=== EXERCISE DATA ===
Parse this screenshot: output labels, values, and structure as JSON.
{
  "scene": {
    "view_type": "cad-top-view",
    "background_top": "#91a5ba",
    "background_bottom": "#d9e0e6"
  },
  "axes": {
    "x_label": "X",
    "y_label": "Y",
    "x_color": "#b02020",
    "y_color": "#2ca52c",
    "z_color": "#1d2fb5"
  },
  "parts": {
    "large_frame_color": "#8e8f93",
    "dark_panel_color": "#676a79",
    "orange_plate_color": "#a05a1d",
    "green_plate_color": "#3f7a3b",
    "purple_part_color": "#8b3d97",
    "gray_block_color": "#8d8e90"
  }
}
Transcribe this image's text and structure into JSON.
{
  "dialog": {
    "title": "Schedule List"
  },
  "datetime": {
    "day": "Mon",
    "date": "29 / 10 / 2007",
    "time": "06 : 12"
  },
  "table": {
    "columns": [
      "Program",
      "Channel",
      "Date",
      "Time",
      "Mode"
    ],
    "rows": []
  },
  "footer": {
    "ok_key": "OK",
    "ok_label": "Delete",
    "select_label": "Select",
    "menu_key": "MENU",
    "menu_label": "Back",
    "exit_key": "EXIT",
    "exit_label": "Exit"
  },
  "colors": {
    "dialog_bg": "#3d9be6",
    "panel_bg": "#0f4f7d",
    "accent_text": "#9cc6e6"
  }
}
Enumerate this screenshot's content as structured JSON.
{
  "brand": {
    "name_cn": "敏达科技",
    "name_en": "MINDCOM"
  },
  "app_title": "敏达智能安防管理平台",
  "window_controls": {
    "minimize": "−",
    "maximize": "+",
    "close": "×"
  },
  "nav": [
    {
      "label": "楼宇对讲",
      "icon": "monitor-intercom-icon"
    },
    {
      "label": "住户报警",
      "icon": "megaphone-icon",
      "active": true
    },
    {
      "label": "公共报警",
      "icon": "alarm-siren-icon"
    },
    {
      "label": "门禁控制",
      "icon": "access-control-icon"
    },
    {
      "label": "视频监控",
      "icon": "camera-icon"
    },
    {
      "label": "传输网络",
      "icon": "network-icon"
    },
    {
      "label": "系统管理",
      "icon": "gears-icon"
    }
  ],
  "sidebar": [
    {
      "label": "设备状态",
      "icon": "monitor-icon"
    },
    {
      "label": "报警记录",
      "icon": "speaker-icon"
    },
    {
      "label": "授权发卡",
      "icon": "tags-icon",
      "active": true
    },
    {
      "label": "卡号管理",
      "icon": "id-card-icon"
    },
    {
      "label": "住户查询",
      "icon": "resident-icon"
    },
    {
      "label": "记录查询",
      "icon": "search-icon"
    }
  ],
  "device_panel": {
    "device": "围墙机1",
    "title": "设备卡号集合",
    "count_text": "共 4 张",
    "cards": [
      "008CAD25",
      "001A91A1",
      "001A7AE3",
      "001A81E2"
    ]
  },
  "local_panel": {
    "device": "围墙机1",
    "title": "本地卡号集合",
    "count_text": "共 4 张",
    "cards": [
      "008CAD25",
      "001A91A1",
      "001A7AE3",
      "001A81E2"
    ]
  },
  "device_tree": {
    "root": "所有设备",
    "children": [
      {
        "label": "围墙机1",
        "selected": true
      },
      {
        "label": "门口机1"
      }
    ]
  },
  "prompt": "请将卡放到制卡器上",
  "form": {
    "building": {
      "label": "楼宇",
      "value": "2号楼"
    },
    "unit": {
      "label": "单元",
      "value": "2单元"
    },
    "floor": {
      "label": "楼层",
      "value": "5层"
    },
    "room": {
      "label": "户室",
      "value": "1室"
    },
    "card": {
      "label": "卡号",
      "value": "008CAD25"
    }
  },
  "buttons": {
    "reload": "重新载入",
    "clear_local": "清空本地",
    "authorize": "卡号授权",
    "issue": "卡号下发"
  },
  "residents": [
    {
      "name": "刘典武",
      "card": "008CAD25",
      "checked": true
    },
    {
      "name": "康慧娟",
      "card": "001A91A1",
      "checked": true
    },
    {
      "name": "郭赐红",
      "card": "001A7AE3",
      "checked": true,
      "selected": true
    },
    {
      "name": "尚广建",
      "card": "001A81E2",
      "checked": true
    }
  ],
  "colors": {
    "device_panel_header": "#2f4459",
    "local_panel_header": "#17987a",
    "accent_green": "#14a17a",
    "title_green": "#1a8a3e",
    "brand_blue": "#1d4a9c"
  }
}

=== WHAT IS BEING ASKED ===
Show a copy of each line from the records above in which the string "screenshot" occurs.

=== FINISHED TASK ===
Parse this screenshot: output labels, values, and structure as JSON.
Enumerate this screenshot's content as structured JSON.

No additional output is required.